→ **WHAT THIS TASK INVOLVES**
Exactly what is written in the records below should be returned, minus the images.

→ **GIVEN DATA**
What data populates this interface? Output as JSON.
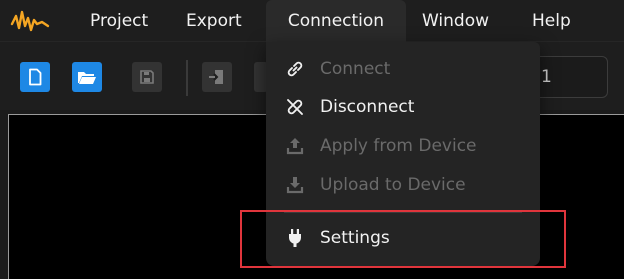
{
  "menubar": {
    "items": [
      {
        "label": "Project"
      },
      {
        "label": "Export"
      },
      {
        "label": "Connection"
      },
      {
        "label": "Window"
      },
      {
        "label": "Help"
      }
    ]
  },
  "toolbar": {
    "zoom_value": "1"
  },
  "connection_menu": {
    "items": [
      {
        "label": "Connect",
        "icon": "link-icon",
        "enabled": false
      },
      {
        "label": "Disconnect",
        "icon": "unlink-icon",
        "enabled": true
      },
      {
        "label": "Apply from Device",
        "icon": "upload-icon",
        "enabled": false
      },
      {
        "label": "Upload to Device",
        "icon": "download-icon",
        "enabled": false
      },
      {
        "label": "Settings",
        "icon": "plug-icon",
        "enabled": true
      }
    ]
  },
  "colors": {
    "accent": "#1e88e5",
    "logo": "#f5a623",
    "highlight": "#e0353c"
  }
}
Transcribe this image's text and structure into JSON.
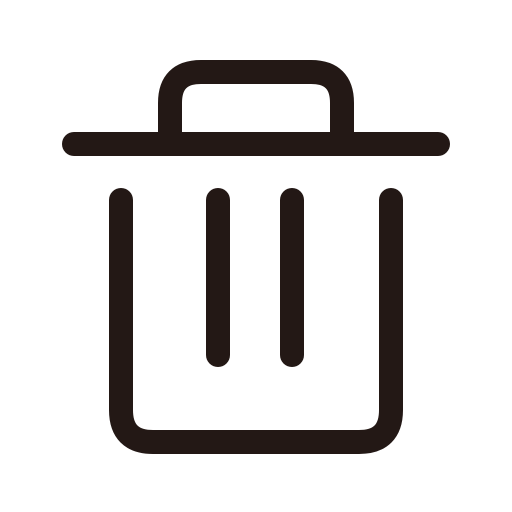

→ **TASK SOLUTION**
What data populates this interface? Output as JSON.
{
  "menubar": {
    "items": [
      {
        "label": "Project"
      },
      {
        "label": "Export"
      },
      {
        "label": "Connection"
      },
      {
        "label": "Window"
      },
      {
        "label": "Help"
      }
    ]
  },
  "toolbar": {
    "zoom_value": "1"
  },
  "connection_menu": {
    "items": [
      {
        "label": "Connect",
        "icon": "link-icon",
        "enabled": false
      },
      {
        "label": "Disconnect",
        "icon": "unlink-icon",
        "enabled": true
      },
      {
        "label": "Apply from Device",
        "icon": "upload-icon",
        "enabled": false
      },
      {
        "label": "Upload to Device",
        "icon": "download-icon",
        "enabled": false
      },
      {
        "label": "Settings",
        "icon": "plug-icon",
        "enabled": true
      }
    ]
  },
  "colors": {
    "accent": "#1e88e5",
    "logo": "#f5a623",
    "highlight": "#e0353c"
  }
}
Transcribe this image's text and structure into JSON.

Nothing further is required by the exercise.